Data records for software interfaces:

######

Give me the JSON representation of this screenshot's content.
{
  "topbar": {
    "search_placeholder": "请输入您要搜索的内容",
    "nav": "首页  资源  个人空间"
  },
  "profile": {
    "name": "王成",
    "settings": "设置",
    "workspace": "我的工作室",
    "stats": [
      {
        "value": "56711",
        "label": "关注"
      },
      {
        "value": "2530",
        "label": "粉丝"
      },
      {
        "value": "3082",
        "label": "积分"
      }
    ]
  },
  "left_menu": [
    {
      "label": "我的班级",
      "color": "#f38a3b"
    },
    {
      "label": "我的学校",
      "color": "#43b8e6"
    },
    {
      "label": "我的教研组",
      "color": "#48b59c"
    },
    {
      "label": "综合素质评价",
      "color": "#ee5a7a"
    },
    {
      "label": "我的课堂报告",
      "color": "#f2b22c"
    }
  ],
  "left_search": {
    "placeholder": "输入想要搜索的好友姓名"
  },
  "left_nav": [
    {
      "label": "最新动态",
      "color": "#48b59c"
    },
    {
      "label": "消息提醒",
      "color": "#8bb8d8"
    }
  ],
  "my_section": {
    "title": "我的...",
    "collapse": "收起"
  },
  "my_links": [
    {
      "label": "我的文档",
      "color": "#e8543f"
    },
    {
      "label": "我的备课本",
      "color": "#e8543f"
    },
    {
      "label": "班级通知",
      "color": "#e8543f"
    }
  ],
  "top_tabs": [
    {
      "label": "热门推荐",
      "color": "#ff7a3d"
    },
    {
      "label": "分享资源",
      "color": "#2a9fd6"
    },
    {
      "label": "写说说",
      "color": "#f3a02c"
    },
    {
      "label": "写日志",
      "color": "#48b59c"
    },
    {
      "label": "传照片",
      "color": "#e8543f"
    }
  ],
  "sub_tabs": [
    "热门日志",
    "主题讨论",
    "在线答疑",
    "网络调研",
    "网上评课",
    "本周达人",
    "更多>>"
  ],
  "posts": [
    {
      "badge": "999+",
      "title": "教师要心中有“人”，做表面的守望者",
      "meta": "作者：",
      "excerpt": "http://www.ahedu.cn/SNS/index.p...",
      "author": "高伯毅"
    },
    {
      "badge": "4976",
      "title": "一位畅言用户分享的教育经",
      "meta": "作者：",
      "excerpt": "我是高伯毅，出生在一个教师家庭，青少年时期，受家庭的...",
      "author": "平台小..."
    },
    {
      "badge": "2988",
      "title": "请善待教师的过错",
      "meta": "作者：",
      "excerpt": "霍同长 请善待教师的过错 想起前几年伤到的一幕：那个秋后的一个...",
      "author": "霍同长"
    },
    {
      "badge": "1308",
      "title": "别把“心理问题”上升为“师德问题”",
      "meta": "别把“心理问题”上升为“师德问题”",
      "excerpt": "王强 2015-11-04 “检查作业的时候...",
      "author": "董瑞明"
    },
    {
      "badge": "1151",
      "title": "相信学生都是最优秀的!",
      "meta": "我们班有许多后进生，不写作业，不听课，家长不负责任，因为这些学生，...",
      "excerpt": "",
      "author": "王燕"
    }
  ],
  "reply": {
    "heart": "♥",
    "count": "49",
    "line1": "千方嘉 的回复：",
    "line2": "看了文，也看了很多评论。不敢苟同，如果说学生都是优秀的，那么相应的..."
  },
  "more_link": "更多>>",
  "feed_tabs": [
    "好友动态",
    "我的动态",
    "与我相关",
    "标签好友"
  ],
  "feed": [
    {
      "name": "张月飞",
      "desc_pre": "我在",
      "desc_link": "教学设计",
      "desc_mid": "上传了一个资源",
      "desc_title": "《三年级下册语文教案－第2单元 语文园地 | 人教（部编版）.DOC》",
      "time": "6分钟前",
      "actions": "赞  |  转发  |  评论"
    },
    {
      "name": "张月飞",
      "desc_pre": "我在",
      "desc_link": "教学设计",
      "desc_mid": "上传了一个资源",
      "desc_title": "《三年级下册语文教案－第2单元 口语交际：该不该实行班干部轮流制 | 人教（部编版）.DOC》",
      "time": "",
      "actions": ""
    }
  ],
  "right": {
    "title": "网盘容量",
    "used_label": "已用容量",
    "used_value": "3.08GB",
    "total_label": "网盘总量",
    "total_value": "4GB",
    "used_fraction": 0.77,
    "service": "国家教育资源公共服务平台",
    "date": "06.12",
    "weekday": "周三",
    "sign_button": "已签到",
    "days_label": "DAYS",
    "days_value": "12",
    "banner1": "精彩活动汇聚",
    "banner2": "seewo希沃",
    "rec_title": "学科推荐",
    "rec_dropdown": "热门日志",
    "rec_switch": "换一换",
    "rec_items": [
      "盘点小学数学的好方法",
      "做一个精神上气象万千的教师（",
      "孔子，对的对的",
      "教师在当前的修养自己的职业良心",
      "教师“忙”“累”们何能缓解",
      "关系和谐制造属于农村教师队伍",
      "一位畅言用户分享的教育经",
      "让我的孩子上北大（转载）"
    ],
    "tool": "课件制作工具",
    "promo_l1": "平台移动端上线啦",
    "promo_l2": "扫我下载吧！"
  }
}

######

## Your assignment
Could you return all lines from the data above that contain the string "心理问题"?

## Reply
      "title": "别把“心理问题”上升为“师德问题”",
      "meta": "别把“心理问题”上升为“师德问题”",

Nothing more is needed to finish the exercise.